What is your greatest testimony as a missionary?

It is to see people recovered; that is when God has helped us to penetrate tribes who haven’t ever had contact with the gospel. That is what keeps us going. Our joy is that we took the light to where it doesn’t exist and that light endures. Also, we are happy when we see the hand of God in what we do. For instance, we took the gospel to the people of Konkomba in Ghana. The Konkombas are known for war and that has been a problem for the Ghanaian government and every year, they send troops to keep the peace in that area. We took the gospel to them and suddenly, the strife ceased. Now, government no longer sends soldiers there to keep the peace. What happened was that the man who used to make charms for them for violence and even charms to ensure that they were not killed by bullets became sick and couldn’t cure himself. He had a sore that seemed incurable. Our missionaries prayed a simple prayer for him and in three days, the sore dried up. When that happened, he refused to continue making those charms. There have also been testimonies with establishment of schools. There are so many special testimonies.


With over 35 years as a preacher, do you have any regrets?

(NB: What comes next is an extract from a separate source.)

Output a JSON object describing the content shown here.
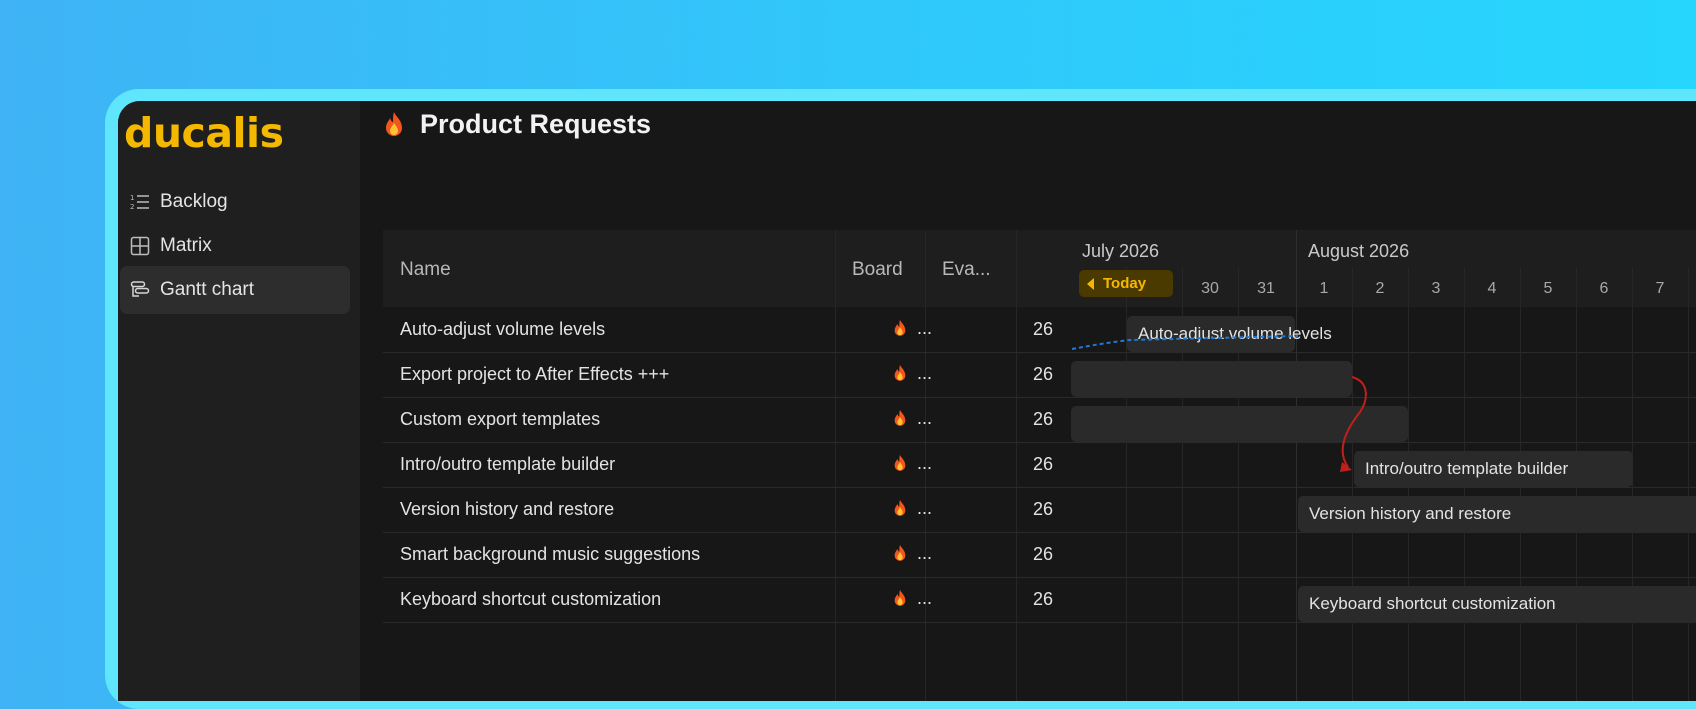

It gets better and better everyday. Sometimes, I wish I could live the life again, doing the same thing all over because if I knew what I know now when I was 25, this world would have been some other place.